I haven't thought through whether this applies to the airline industry, but it certainly is what's happening in my little coffee shop, and hundreds of other small businesses.
Employer-consumer standoff is key to economy - Stocks & economy- msnbc.com (http://www.msnbc.msn.com/id/35751557/ns/business-stocks_and_economy/)
03-07-2010, 03:30 PM
Irving Fisher was an odd but astute economist whose theories were mostly rejected in favor of Keynesian theories, but some of Fisher's ideas seem to be making a comeback. Among them was his theory of debt deflation outlined below, which seems to describe what you are seeing:
"Following the stock market crash of 1929 and the ensuing Great Depression, Fisher developed a theory of economic crises called debt-deflation, which rejected general equilibrium theory and attributed crises to the bursting of a credit bubble.
According to the debt deflation theory, a sequence of effects of the debt bubble bursting occurs:

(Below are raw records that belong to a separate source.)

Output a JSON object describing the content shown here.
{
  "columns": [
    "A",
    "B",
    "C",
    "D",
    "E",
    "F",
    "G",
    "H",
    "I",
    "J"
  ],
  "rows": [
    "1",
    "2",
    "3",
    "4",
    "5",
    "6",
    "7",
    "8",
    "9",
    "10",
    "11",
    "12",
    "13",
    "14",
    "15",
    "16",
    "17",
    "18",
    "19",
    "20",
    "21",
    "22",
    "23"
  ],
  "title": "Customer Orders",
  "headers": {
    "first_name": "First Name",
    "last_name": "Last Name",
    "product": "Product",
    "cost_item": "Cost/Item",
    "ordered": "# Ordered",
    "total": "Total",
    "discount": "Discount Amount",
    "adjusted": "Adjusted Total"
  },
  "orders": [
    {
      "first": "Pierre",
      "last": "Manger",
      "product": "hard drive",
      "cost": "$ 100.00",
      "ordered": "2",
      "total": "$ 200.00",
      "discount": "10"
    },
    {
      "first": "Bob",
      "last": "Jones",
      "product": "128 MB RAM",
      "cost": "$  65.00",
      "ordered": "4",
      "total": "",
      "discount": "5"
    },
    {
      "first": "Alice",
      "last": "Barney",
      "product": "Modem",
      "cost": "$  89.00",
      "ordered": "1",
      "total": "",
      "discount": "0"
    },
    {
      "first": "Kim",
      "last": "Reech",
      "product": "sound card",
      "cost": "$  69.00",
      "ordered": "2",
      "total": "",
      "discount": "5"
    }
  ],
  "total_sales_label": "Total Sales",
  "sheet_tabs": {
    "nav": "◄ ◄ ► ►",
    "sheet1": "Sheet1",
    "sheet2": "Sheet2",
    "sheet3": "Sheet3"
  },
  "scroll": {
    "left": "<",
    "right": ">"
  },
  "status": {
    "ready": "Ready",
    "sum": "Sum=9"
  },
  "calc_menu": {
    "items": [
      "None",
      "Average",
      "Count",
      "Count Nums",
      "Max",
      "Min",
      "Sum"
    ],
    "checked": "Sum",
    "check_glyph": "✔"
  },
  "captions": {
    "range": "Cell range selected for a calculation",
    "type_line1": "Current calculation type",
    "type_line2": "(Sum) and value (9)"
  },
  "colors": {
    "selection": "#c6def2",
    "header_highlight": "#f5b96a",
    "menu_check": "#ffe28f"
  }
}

1.Debt liquidation and distress selling.
2.Contraction of the money supply as bank loans are paid off.
3.A fall in the level of asset prices.
4.A still greater fall in the net worth of businesses, precipitating bankruptcies.

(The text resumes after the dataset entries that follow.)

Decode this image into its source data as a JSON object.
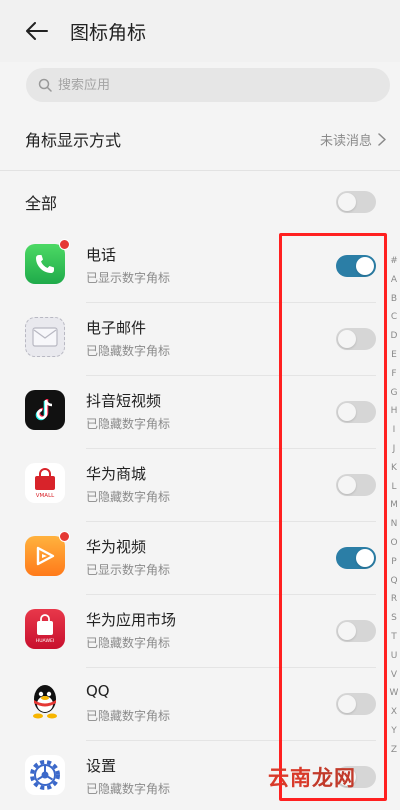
{
  "header": {
    "back_icon": "back-arrow-icon",
    "title": "图标角标"
  },
  "search": {
    "placeholder": "搜索应用",
    "icon": "search-icon"
  },
  "badge_mode": {
    "label": "角标显示方式",
    "value": "未读消息"
  },
  "all_toggle": {
    "label": "全部",
    "on": false
  },
  "apps": [
    {
      "name": "电话",
      "status": "已显示数字角标",
      "on": true,
      "icon": "phone-icon",
      "has_badge": true
    },
    {
      "name": "电子邮件",
      "status": "已隐藏数字角标",
      "on": false,
      "icon": "email-icon",
      "has_badge": false
    },
    {
      "name": "抖音短视频",
      "status": "已隐藏数字角标",
      "on": false,
      "icon": "tiktok-icon",
      "has_badge": false
    },
    {
      "name": "华为商城",
      "status": "已隐藏数字角标",
      "on": false,
      "icon": "vmall-icon",
      "has_badge": false,
      "icon_text": "VMALL"
    },
    {
      "name": "华为视频",
      "status": "已显示数字角标",
      "on": true,
      "icon": "video-play-icon",
      "has_badge": true
    },
    {
      "name": "华为应用市场",
      "status": "已隐藏数字角标",
      "on": false,
      "icon": "appgallery-icon",
      "has_badge": false,
      "icon_text": "HUAWEI"
    },
    {
      "name": "QQ",
      "status": "已隐藏数字角标",
      "on": false,
      "icon": "qq-penguin-icon",
      "has_badge": false
    },
    {
      "name": "设置",
      "status": "已隐藏数字角标",
      "on": false,
      "icon": "settings-gear-icon",
      "has_badge": false
    }
  ],
  "alpha_index": [
    "#",
    "A",
    "B",
    "C",
    "D",
    "E",
    "F",
    "G",
    "H",
    "I",
    "J",
    "K",
    "L",
    "M",
    "N",
    "O",
    "P",
    "Q",
    "R",
    "S",
    "T",
    "U",
    "V",
    "W",
    "X",
    "Y",
    "Z"
  ],
  "watermark": {
    "part1": "云南",
    "part2": "龙网"
  },
  "colors": {
    "toggle_on": "#2b7ea6",
    "toggle_off": "#d6d6d6",
    "highlight": "#ff2020",
    "badge_dot": "#e53935"
  }
}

5.A fall in profits.
6.A reduction in output, in trade and in employment.
7.Pessimism and loss of confidence.
8.Hoarding of money.
9.A fall in nominal interest rates and a rise in deflation adjusted interest rates.

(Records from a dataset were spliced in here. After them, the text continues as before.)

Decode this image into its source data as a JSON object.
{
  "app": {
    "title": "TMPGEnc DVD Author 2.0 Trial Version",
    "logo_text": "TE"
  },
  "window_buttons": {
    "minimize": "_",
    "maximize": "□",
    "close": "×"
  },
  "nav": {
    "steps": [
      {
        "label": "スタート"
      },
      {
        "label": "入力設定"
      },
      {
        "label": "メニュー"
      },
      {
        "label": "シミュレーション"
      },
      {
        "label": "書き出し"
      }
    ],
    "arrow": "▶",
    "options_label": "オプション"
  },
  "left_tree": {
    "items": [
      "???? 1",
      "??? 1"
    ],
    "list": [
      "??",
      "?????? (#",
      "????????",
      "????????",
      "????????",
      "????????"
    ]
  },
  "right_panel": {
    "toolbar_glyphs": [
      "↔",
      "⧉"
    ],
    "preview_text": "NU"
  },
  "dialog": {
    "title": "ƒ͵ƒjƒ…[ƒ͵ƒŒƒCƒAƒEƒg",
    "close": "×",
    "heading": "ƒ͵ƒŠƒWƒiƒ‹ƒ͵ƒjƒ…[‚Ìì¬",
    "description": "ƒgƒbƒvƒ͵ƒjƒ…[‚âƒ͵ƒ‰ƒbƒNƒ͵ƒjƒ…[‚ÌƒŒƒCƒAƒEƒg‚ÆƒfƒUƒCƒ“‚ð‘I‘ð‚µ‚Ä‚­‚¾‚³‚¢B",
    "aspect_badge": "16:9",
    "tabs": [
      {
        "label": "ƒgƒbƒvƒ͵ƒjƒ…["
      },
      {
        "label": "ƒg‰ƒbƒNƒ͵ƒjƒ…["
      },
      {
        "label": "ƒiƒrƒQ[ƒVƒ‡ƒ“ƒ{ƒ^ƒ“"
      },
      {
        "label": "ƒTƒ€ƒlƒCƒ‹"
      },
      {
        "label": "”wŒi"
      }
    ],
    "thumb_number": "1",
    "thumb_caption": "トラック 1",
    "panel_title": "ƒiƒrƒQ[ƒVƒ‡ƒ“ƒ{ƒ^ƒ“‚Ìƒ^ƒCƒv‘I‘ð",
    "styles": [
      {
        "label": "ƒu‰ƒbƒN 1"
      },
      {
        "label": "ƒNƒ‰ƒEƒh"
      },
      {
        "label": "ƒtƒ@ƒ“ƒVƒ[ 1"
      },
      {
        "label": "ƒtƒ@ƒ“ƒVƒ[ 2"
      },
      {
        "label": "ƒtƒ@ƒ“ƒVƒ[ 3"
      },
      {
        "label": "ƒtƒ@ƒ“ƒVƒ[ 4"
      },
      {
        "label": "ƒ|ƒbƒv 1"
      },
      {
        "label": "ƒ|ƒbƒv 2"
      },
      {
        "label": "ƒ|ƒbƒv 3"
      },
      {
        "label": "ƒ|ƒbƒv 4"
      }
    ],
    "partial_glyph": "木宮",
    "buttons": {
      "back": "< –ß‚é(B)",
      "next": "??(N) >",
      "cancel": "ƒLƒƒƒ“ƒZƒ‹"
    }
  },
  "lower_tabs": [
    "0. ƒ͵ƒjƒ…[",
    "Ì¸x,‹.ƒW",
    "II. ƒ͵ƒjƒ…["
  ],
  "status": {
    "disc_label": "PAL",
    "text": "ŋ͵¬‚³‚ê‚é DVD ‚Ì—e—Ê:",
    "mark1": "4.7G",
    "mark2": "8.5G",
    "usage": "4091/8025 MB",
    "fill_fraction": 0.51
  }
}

This theory was ignored in favor of Keynesian economics, partly due to the damage to Fisher's reputation from his sanguine attitude prior to the crash, but has experienced a revival of mainstream interest since the 1980s, particularly since the Late-2000s recession, and is now a main theory with which he is popularly associated."
03-08-2010, 10:48 PM
Fisher also opposed conventional income taxation and favored a tax on consumption to replace it. His position followed directly from his capital theory. When people save out of current income and then use the savings to invest in capital goods that yield income later, noted Fisher, they are being taxed on the income they used to buy the capital goods and then are being taxed later on the income the capital generates.
03-13-2010, 04:44 PM
Decades ago I took a bunch of economics and decided I like airplanes better. Found myself in grad-level electives with no idea what was going on. Seems like they said people will buy cigarettes and lattes until the bitter end in an economic downturn. So I don't think the problem with free spending at your coffee shop is due to the recession. Maybe it's the competition with 45 other coffee companies in Seattle, though I think the best cup of coffee I ever had was at an FBO at Tacoma Narrows. Try free first drink maybe, or a free first meal. Lure them over somehow.
03-17-2010, 09:32 AM
8.Hoarding of money.
This hoarding of money by the banks is not healthy for the economy. I was listening to KNX1070 yesterday on the way home from work, and according to a recent study thst they aired, banks lending practices are getting tighter and tighter. And all this after they have been bailed out by us (the tax payers). I understand that they don't want to lend to sub-par credit scores, but when it takes a credit score of 760 and above (according to KNX's independent data), for a bank to even begin to think about lending money, how will the economy start a recovery that is worth anything.